ith the National Assessment and Accreditation Council (NAAC) including ‘energy audit’ as one of the criterion for assessing institutes, an increasing number of city colleges are taking baby steps towards a greener campus. Reducing consumption of electricity through simple audits, managing solid waste on campus, making use of solar panels are some of the initiatives colleges have adopted.
In a two-day national conference on ‘Energy audit for educational institutions’ organised by the Life Sciences Department at KC College, Churchgate, faculties from city colleges will present papers on Friday on the models tested on their respective campuses. The conference was inaugurated on Thursday by Piyush Goyal, minister of state with independent charge for power, coal, new and renewable energy.
Almost a decade ago, St Xavier’s College, Dhobi Talao, set up a solar panel on the roof of one of their buildings to heat up around 4,000 litres of water in a tank which supplied it to the hostels. The number has now increased to three, with the latest one supplying electricity to the iconic library at the institute. The college is also looking at tackling the problem of wastage of water from distillation units.

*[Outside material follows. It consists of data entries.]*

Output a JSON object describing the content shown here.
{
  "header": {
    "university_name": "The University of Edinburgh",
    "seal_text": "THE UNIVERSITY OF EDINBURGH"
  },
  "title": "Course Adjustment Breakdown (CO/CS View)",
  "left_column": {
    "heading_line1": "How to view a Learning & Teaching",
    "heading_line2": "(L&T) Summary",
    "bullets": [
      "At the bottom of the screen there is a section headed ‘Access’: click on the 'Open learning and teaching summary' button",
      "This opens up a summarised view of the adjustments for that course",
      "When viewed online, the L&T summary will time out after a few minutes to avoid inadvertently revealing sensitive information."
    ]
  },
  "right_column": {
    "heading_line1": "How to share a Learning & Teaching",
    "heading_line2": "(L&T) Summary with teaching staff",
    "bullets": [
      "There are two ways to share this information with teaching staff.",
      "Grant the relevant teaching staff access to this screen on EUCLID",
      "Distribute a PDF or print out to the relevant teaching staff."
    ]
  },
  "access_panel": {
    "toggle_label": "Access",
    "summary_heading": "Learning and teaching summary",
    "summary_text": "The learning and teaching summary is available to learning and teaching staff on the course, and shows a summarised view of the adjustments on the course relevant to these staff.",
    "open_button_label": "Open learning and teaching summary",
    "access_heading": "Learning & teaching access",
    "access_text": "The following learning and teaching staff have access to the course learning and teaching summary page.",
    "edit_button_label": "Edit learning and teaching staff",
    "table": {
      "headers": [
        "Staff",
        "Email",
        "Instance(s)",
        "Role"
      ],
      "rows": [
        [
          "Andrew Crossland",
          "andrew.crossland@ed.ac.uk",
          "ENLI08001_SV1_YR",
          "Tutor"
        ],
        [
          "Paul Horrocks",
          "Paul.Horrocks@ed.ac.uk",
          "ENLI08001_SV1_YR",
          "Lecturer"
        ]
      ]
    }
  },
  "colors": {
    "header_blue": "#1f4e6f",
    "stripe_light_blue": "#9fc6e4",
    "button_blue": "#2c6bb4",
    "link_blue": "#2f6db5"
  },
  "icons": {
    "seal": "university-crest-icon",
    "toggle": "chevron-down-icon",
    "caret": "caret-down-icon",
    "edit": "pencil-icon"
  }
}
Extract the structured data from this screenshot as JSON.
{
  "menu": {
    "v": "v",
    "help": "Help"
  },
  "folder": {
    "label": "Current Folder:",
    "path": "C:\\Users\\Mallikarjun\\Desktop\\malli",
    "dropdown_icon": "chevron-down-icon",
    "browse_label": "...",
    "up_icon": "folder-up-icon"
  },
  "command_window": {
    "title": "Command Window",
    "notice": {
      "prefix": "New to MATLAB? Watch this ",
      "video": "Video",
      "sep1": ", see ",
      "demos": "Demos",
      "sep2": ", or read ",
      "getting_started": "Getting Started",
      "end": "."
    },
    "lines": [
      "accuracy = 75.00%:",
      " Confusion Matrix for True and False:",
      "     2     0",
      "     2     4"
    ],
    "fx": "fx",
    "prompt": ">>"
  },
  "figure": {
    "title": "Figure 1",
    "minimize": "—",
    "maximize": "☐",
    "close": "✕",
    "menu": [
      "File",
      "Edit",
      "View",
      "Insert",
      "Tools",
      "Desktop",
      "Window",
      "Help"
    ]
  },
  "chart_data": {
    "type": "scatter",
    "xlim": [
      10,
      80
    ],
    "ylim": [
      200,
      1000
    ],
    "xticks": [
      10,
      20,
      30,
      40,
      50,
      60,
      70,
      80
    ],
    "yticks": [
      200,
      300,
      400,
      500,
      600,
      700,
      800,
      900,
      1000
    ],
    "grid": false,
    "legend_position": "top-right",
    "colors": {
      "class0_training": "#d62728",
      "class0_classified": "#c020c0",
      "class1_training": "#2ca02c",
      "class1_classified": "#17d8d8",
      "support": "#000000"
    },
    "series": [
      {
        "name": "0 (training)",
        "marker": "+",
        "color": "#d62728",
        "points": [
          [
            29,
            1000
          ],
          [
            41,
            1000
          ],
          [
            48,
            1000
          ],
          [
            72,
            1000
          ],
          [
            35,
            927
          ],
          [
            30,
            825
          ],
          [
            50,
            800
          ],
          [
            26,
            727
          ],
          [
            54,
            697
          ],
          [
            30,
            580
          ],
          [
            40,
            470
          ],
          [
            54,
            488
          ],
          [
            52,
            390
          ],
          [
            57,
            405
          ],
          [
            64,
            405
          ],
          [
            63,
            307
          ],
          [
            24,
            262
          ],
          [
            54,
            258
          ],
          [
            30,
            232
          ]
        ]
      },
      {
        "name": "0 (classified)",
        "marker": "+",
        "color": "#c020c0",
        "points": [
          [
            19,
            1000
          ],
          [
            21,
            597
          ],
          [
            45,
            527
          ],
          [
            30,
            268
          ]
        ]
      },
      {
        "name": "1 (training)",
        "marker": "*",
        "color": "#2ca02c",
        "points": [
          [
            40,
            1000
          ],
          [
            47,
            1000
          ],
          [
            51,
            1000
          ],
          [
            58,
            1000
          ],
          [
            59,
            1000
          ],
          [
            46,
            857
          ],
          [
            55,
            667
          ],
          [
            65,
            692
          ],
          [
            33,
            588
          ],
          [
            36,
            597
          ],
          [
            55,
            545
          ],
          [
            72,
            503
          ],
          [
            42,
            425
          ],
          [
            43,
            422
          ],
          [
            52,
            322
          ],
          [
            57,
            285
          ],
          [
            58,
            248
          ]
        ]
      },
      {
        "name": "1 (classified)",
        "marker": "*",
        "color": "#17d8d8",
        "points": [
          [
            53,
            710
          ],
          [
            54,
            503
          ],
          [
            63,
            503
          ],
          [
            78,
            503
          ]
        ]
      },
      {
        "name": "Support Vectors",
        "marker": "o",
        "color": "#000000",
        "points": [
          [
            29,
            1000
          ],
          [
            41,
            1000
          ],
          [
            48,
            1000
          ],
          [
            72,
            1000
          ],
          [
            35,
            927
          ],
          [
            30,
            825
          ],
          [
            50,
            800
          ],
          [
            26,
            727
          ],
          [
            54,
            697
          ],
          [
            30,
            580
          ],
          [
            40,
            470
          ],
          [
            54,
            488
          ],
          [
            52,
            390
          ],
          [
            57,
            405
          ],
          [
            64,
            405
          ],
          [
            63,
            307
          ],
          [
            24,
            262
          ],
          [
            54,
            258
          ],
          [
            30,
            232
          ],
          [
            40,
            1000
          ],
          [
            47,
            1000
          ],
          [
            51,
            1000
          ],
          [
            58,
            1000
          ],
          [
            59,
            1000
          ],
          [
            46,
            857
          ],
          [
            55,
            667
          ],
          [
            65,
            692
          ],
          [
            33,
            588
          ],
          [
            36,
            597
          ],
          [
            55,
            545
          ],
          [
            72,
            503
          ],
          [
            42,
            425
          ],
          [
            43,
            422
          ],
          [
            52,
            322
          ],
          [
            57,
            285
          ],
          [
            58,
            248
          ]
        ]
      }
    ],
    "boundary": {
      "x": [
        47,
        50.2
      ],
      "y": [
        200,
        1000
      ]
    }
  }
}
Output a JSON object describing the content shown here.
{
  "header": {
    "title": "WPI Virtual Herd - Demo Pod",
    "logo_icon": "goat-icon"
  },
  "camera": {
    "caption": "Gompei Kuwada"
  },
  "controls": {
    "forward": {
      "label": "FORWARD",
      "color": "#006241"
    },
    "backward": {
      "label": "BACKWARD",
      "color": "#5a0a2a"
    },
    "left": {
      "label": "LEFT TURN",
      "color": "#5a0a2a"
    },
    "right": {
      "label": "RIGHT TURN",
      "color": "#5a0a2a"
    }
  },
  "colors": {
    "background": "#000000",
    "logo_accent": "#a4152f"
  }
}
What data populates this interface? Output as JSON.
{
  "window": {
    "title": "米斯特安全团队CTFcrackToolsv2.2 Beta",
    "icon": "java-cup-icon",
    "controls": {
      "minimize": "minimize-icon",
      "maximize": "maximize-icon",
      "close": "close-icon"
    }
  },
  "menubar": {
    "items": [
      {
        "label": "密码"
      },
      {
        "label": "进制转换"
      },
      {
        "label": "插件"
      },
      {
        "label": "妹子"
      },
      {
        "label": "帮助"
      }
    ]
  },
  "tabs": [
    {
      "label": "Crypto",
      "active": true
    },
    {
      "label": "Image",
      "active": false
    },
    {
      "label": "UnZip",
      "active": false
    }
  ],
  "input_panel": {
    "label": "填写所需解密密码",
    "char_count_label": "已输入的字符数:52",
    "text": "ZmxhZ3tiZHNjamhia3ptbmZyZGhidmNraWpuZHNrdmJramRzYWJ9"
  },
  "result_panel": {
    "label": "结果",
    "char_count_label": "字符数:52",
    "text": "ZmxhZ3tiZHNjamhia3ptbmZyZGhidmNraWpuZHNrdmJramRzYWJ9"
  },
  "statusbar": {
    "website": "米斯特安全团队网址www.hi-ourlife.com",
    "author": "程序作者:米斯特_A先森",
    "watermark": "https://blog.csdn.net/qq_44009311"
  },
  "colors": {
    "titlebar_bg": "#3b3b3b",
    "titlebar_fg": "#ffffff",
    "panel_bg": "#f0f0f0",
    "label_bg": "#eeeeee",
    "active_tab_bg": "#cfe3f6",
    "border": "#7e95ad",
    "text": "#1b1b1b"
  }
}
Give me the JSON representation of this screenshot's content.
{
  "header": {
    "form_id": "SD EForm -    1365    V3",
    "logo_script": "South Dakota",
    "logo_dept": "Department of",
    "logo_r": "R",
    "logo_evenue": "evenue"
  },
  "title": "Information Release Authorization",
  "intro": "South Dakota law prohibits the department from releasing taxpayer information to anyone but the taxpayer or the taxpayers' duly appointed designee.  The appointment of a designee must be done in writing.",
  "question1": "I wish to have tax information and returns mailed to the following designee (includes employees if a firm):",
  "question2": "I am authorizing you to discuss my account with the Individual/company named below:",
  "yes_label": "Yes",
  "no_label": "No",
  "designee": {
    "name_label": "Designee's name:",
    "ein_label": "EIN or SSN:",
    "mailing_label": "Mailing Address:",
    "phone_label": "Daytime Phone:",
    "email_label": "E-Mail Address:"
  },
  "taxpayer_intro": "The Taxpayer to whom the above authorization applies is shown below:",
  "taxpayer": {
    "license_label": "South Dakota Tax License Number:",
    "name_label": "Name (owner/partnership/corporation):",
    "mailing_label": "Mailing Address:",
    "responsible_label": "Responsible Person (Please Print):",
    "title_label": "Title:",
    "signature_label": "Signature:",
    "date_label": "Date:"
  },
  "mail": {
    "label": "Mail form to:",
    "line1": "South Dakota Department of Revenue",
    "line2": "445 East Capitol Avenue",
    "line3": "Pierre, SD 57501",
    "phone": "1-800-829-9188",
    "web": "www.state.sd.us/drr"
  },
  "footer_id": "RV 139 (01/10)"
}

RJ College has taken up a project to minimise wastage of electricity by preparing records of electric equipment, numbering them and compiling their readings. Electricity consumption using the raw data can be monitored and help create awareness among students, stated the abstract of the paper by two professors from the college. Like Xavier’s, RD National College in Bandra, SICES College in Ambernath, are also using solar energy on their campuses.